IBM recently announced that CEO Ginni Rometty would be stepping down in April, to be replaced by Arvind Krishna. On the surface, replacing an IBMer that’s been with the company since 1981 with an IBMer that’s been with the company since 1990 isn’t the most… inspired move. In fact, it seems like business as usual for Big Blue. But this move may signal that IBM is ready to finally turn the corporate battleship after years of declining revenue.
Rich Stroffolino and Tom Hollingsworth talk about the IT news of the week, including a look at IBM’s financials since acquiring Red Hat, the Air Force SACCSing floppies, Microsoft’s recent acquisitions, and another week of terrible data leaks. Fun times!

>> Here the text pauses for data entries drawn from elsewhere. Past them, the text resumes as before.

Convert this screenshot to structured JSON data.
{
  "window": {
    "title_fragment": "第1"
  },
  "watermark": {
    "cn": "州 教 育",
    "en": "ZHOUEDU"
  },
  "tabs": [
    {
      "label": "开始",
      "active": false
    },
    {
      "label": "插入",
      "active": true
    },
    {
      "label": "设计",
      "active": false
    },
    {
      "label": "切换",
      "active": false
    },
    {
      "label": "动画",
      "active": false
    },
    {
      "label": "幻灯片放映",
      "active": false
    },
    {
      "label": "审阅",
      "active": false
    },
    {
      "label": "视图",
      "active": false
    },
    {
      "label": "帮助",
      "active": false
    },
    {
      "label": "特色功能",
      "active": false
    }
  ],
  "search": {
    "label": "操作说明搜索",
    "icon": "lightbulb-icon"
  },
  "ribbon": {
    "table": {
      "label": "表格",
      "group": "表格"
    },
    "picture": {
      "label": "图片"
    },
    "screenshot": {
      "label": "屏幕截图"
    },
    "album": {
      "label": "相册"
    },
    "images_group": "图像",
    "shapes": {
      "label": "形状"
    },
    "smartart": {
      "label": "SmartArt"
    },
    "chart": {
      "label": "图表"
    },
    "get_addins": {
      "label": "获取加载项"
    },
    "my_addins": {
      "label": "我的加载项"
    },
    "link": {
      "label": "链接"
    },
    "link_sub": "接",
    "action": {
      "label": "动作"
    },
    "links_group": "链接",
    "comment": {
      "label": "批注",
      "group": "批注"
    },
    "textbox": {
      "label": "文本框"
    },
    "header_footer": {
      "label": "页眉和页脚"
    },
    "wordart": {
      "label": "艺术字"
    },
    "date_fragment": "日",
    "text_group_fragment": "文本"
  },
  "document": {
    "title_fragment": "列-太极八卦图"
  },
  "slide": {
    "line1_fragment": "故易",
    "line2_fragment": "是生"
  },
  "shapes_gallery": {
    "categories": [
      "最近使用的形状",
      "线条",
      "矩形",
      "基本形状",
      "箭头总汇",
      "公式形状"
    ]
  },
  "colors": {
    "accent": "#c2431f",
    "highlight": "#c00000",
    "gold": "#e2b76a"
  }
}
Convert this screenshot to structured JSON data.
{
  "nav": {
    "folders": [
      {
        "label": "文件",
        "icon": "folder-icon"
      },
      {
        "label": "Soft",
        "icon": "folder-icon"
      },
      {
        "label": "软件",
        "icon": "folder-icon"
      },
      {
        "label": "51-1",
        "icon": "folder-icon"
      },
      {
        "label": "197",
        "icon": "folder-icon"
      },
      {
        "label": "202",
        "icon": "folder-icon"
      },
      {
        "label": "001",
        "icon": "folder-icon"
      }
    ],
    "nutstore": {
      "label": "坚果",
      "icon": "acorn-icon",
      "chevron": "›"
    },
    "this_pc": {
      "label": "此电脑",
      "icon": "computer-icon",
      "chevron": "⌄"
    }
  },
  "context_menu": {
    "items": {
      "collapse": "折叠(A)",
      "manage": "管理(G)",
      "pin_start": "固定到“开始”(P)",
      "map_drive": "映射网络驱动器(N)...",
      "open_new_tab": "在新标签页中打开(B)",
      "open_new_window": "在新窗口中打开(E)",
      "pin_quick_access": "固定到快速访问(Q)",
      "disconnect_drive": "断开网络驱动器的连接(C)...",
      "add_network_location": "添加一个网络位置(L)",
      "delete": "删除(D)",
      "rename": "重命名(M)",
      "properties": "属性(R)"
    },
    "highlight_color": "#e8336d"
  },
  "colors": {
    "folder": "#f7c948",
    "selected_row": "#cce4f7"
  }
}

Red Hat is still in the process of being swallowed up by IBM, which means there was still time for the open source stalwart to make an acquisition of their own. I’ve had some briefings with NooBaa in the past, so I was surprised to see that Red Hat was acquiring the company late last year.
Like a lot of people in IT, Chin-Fah Heoh is coming to terms with what the OBM acquisition of Red Hat will mean. For him, it takes the open-source darling and pairs it with a “nonplussed tech giant” in IBM.
Maxta has offered a software-centric approach to hyperconverged infrastructure for a while. The company now support easy migrations in Red Hat to KVM, giving organizations more choice on how best to implement HCI for their needs.
If you’re looking for a weekly dose of the latest containers and Kubernetes news, Red Hat just launched a new podcast just for you. Hosted by Brian Gracely and Tyler Britten, the first episode does a good job of introducing the show. They unsurprisingly spend a decent amount of time talking about OpenShift 3.6, although the show claims to try to be company agnostic, which I think most listeners would prefer.
Matt Simmons, the Standalone Sysadmin comments: There are a lot of people scratching their heads on this, because there’s a widely perceived notion that CentOS is a direct competitor to RHEL, but that’s actually not the case. While I’m sure RedHat would love to make paying customers out of every one of the CentOS users […]